Building planetary atmospheres from magma oceans

Speaker: Dr. Paolo Sossi (Eth, Department of Earth Sciences, Zürich, Switzerland) - Tuesday, 22nd March – 4:30 PM | Aula Arduino

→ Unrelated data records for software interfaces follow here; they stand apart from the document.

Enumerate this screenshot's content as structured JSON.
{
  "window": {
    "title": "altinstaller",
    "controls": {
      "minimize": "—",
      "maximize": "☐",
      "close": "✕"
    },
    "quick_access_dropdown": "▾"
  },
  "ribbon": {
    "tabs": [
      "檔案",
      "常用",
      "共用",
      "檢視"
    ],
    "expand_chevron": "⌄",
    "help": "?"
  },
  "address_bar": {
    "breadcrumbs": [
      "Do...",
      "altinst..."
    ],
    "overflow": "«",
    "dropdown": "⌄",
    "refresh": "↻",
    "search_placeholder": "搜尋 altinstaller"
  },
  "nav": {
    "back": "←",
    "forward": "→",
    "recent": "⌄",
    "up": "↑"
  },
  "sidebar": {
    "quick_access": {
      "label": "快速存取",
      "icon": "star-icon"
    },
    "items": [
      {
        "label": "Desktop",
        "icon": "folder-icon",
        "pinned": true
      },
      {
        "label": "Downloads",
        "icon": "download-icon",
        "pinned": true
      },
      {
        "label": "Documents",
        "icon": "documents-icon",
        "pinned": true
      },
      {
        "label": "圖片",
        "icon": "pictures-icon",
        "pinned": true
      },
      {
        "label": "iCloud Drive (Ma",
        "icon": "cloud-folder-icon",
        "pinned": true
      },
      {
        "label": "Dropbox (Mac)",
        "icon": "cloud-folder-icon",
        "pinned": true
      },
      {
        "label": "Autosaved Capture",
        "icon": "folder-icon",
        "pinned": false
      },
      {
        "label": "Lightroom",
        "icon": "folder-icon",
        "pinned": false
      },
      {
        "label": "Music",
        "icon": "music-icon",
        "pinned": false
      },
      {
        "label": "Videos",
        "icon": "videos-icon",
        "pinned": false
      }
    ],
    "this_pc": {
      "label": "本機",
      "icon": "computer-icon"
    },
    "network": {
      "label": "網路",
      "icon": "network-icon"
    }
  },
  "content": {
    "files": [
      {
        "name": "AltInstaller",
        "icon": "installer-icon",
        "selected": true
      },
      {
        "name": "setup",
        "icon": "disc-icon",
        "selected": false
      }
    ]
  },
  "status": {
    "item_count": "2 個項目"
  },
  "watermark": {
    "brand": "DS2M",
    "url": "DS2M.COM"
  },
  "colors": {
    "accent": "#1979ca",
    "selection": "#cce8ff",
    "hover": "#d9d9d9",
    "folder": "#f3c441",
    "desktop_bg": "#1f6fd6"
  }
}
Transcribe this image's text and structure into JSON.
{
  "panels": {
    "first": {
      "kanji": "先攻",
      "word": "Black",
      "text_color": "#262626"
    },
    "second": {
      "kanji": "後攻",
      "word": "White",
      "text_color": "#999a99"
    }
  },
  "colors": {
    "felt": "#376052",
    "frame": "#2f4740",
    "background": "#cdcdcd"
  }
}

Atmospheres around some rocky planets may be germane to the development of life. Owing to the energy deposited during accretion, most are thought to have undergone at least one magma ocean stage in their lifetime. In order to assess the diversity of planetary atmospheres produced during this stage, requires examination of the extent and nature of mass exchange between a magma ocean and its surrounding atmosphere. To do so, we present experimental determinations of how iron oxidation state in molten peridotite - a proxy for the bulk composition of Earth's mantle - varies with the oxygen partial pressure of the atmosphere. Further, the solubility of water in peridotite is determined as a function of water partial pressure. Together, they are combined with numerical models of magma ocean crystallisation to compute pressures of CO, CO2, H2, H2O and CH4 generated for Earthsized planets over a range of O2 partial pressure, C/H ratio and water ocean equivalents. We show that atmospheres in equilibrium with magma oceans at neutral oxidation states typical of Earth’s mantle will be carbon-rich, while H2O is largely dissolved in the interior. The extent of water outgassed then depends on the type of crystallisation occurring in the magma ocean during cooling. Therefore, the physico-chemical properties of planetary interiors control those of their atmospheres.